PROBLEM DETAILS -
Copy all of the data that follows without altering a word.

[Stored dataset items]

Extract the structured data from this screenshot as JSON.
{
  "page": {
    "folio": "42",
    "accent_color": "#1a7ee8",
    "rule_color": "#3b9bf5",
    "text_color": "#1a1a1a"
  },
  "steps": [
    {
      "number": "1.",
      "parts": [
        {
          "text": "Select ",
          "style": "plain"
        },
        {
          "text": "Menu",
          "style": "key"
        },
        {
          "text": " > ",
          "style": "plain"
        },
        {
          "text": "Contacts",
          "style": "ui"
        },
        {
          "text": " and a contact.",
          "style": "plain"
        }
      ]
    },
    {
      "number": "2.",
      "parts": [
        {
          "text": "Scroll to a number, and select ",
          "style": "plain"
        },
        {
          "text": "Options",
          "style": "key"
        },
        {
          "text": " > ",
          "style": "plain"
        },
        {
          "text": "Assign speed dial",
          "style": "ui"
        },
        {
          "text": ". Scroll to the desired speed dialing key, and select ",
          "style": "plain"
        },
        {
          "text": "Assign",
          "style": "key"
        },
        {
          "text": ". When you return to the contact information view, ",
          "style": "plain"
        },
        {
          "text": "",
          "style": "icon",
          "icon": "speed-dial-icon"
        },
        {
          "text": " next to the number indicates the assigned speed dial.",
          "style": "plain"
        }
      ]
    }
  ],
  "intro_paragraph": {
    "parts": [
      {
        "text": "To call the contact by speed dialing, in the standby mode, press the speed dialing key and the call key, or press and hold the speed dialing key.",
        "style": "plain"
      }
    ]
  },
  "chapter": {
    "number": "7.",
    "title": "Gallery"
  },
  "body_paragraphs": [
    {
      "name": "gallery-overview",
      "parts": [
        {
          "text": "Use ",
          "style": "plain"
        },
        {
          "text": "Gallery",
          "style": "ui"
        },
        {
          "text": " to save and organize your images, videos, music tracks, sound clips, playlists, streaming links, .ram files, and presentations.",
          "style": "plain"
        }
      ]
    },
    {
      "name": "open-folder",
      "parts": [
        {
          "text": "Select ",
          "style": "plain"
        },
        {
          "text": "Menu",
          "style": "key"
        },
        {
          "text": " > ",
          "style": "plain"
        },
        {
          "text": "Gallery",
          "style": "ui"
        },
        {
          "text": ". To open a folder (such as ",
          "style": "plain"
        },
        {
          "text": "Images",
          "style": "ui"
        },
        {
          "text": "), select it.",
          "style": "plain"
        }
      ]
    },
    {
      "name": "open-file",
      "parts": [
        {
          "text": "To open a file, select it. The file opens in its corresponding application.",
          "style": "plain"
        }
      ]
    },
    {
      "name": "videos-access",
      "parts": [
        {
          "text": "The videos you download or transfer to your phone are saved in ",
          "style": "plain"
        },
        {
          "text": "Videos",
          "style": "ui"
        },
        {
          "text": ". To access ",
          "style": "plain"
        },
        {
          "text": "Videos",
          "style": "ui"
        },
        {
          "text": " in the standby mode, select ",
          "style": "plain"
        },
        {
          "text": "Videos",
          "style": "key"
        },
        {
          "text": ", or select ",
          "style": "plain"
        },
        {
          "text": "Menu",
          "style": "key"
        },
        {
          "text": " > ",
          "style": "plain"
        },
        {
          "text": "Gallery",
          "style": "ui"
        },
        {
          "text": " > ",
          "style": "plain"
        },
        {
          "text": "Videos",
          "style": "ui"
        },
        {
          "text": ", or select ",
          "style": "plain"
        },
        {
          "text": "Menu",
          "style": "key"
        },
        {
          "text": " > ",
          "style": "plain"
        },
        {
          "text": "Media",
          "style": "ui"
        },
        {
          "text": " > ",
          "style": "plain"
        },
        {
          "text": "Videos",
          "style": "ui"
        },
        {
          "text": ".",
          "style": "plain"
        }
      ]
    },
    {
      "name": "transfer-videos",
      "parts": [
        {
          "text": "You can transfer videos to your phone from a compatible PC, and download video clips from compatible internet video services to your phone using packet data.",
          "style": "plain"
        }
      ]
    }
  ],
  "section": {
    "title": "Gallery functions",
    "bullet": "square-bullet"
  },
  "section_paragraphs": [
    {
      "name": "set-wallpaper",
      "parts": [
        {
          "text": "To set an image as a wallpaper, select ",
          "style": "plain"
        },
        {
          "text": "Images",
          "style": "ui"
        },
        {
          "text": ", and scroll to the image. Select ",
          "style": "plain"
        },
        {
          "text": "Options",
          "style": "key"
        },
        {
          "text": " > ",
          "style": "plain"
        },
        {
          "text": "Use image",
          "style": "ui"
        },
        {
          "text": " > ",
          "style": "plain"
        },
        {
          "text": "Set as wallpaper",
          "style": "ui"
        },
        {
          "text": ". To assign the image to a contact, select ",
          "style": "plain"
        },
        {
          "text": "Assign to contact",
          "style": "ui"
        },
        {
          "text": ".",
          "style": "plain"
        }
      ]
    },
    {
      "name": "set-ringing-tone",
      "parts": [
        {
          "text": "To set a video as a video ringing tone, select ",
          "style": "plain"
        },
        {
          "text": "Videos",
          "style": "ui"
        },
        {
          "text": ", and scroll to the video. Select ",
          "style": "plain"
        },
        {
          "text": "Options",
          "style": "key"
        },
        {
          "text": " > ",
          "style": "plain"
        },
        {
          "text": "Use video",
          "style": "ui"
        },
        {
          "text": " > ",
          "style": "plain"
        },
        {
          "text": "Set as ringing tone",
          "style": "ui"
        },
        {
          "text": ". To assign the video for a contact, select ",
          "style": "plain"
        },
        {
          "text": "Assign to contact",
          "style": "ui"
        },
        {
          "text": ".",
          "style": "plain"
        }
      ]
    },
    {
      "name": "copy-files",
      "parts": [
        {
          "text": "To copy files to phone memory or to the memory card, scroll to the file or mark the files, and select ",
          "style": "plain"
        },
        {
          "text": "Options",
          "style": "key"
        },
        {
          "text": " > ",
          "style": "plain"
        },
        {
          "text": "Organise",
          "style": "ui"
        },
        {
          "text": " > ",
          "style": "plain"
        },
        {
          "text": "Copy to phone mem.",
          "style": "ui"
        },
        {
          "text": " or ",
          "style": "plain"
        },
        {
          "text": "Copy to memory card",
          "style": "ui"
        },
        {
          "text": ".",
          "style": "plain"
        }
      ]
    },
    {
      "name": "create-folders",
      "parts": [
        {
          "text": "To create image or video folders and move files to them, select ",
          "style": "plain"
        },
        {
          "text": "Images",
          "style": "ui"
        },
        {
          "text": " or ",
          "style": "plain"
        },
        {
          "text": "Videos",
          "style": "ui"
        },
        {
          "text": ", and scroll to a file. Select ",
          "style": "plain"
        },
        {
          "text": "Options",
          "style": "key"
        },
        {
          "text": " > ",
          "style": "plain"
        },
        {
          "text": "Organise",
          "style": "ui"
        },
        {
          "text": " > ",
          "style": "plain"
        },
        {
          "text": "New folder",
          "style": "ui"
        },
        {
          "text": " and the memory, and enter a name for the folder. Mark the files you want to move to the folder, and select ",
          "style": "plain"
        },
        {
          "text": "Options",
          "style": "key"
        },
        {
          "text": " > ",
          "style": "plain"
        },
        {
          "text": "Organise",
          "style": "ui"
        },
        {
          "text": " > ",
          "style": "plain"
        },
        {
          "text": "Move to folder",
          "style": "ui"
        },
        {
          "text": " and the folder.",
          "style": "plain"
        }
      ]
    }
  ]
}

EXERCISE RESULT -
Extract the structured data from this screenshot as JSON.
{
  "page": {
    "folio": "42",
    "accent_color": "#1a7ee8",
    "rule_color": "#3b9bf5",
    "text_color": "#1a1a1a"
  },
  "steps": [
    {
      "number": "1.",
      "parts": [
        {
          "text": "Select ",
          "style": "plain"
        },
        {
          "text": "Menu",
          "style": "key"
        },
        {
          "text": " > ",
          "style": "plain"
        },
        {
          "text": "Contacts",
          "style": "ui"
        },
        {
          "text": " and a contact.",
          "style": "plain"
        }
      ]
    },
    {
      "number": "2.",
      "parts": [
        {
          "text": "Scroll to a number, and select ",
          "style": "plain"
        },
        {
          "text": "Options",
          "style": "key"
        },
        {
          "text": " > ",
          "style": "plain"
        },
        {
          "text": "Assign speed dial",
          "style": "ui"
        },
        {
          "text": ". Scroll to the desired speed dialing key, and select ",
          "style": "plain"
        },
        {
          "text": "Assign",
          "style": "key"
        },
        {
          "text": ". When you return to the contact information view, ",
          "style": "plain"
        },
        {
          "text": "",
          "style": "icon",
          "icon": "speed-dial-icon"
        },
        {
          "text": " next to the number indicates the assigned speed dial.",
          "style": "plain"
        }
      ]
    }
  ],
  "intro_paragraph": {
    "parts": [
      {
        "text": "To call the contact by speed dialing, in the standby mode, press the speed dialing key and the call key, or press and hold the speed dialing key.",
        "style": "plain"
      }
    ]
  },
  "chapter": {
    "number": "7.",
    "title": "Gallery"
  },
  "body_paragraphs": [
    {
      "name": "gallery-overview",
      "parts": [
        {
          "text": "Use ",
          "style": "plain"
        },
        {
          "text": "Gallery",
          "style": "ui"
        },
        {
          "text": " to save and organize your images, videos, music tracks, sound clips, playlists, streaming links, .ram files, and presentations.",
          "style": "plain"
        }
      ]
    },
    {
      "name": "open-folder",
      "parts": [
        {
          "text": "Select ",
          "style": "plain"
        },
        {
          "text": "Menu",
          "style": "key"
        },
        {
          "text": " > ",
          "style": "plain"
        },
        {
          "text": "Gallery",
          "style": "ui"
        },
        {
          "text": ". To open a folder (such as ",
          "style": "plain"
        },
        {
          "text": "Images",
          "style": "ui"
        },
        {
          "text": "), select it.",
          "style": "plain"
        }
      ]
    },
    {
      "name": "open-file",
      "parts": [
        {
          "text": "To open a file, select it. The file opens in its corresponding application.",
          "style": "plain"
        }
      ]
    },
    {
      "name": "videos-access",
      "parts": [
        {
          "text": "The videos you download or transfer to your phone are saved in ",
          "style": "plain"
        },
        {
          "text": "Videos",
          "style": "ui"
        },
        {
          "text": ". To access ",
          "style": "plain"
        },
        {
          "text": "Videos",
          "style": "ui"
        },
        {
          "text": " in the standby mode, select ",
          "style": "plain"
        },
        {
          "text": "Videos",
          "style": "key"
        },
        {
          "text": ", or select ",
          "style": "plain"
        },
        {
          "text": "Menu",
          "style": "key"
        },
        {
          "text": " > ",
          "style": "plain"
        },
        {
          "text": "Gallery",
          "style": "ui"
        },
        {
          "text": " > ",
          "style": "plain"
        },
        {
          "text": "Videos",
          "style": "ui"
        },
        {
          "text": ", or select ",
          "style": "plain"
        },
        {
          "text": "Menu",
          "style": "key"
        },
        {
          "text": " > ",
          "style": "plain"
        },
        {
          "text": "Media",
          "style": "ui"
        },
        {
          "text": " > ",
          "style": "plain"
        },
        {
          "text": "Videos",
          "style": "ui"
        },
        {
          "text": ".",
          "style": "plain"
        }
      ]
    },
    {
      "name": "transfer-videos",
      "parts": [
        {
          "text": "You can transfer videos to your phone from a compatible PC, and download video clips from compatible internet video services to your phone using packet data.",
          "style": "plain"
        }
      ]
    }
  ],
  "section": {
    "title": "Gallery functions",
    "bullet": "square-bullet"
  },
  "section_paragraphs": [
    {
      "name": "set-wallpaper",
      "parts": [
        {
          "text": "To set an image as a wallpaper, select ",
          "style": "plain"
        },
        {
          "text": "Images",
          "style": "ui"
        },
        {
          "text": ", and scroll to the image. Select ",
          "style": "plain"
        },
        {
          "text": "Options",
          "style": "key"
        },
        {
          "text": " > ",
          "style": "plain"
        },
        {
          "text": "Use image",
          "style": "ui"
        },
        {
          "text": " > ",
          "style": "plain"
        },
        {
          "text": "Set as wallpaper",
          "style": "ui"
        },
        {
          "text": ". To assign the image to a contact, select ",
          "style": "plain"
        },
        {
          "text": "Assign to contact",
          "style": "ui"
        },
        {
          "text": ".",
          "style": "plain"
        }
      ]
    },
    {
      "name": "set-ringing-tone",
      "parts": [
        {
          "text": "To set a video as a video ringing tone, select ",
          "style": "plain"
        },
        {
          "text": "Videos",
          "style": "ui"
        },
        {
          "text": ", and scroll to the video. Select ",
          "style": "plain"
        },
        {
          "text": "Options",
          "style": "key"
        },
        {
          "text": " > ",
          "style": "plain"
        },
        {
          "text": "Use video",
          "style": "ui"
        },
        {
          "text": " > ",
          "style": "plain"
        },
        {
          "text": "Set as ringing tone",
          "style": "ui"
        },
        {
          "text": ". To assign the video for a contact, select ",
          "style": "plain"
        },
        {
          "text": "Assign to contact",
          "style": "ui"
        },
        {
          "text": ".",
          "style": "plain"
        }
      ]
    },
    {
      "name": "copy-files",
      "parts": [
        {
          "text": "To copy files to phone memory or to the memory card, scroll to the file or mark the files, and select ",
          "style": "plain"
        },
        {
          "text": "Options",
          "style": "key"
        },
        {
          "text": " > ",
          "style": "plain"
        },
        {
          "text": "Organise",
          "style": "ui"
        },
        {
          "text": " > ",
          "style": "plain"
        },
        {
          "text": "Copy to phone mem.",
          "style": "ui"
        },
        {
          "text": " or ",
          "style": "plain"
        },
        {
          "text": "Copy to memory card",
          "style": "ui"
        },
        {
          "text": ".",
          "style": "plain"
        }
      ]
    },
    {
      "name": "create-folders",
      "parts": [
        {
          "text": "To create image or video folders and move files to them, select ",
          "style": "plain"
        },
        {
          "text": "Images",
          "style": "ui"
        },
        {
          "text": " or ",
          "style": "plain"
        },
        {
          "text": "Videos",
          "style": "ui"
        },
        {
          "text": ", and scroll to a file. Select ",
          "style": "plain"
        },
        {
          "text": "Options",
          "style": "key"
        },
        {
          "text": " > ",
          "style": "plain"
        },
        {
          "text": "Organise",
          "style": "ui"
        },
        {
          "text": " > ",
          "style": "plain"
        },
        {
          "text": "New folder",
          "style": "ui"
        },
        {
          "text": " and the memory, and enter a name for the folder. Mark the files you want to move to the folder, and select ",
          "style": "plain"
        },
        {
          "text": "Options",
          "style": "key"
        },
        {
          "text": " > ",
          "style": "plain"
        },
        {
          "text": "Organise",
          "style": "ui"
        },
        {
          "text": " > ",
          "style": "plain"
        },
        {
          "text": "Move to folder",
          "style": "ui"
        },
        {
          "text": " and the folder.",
          "style": "plain"
        }
      ]
    }
  ]
}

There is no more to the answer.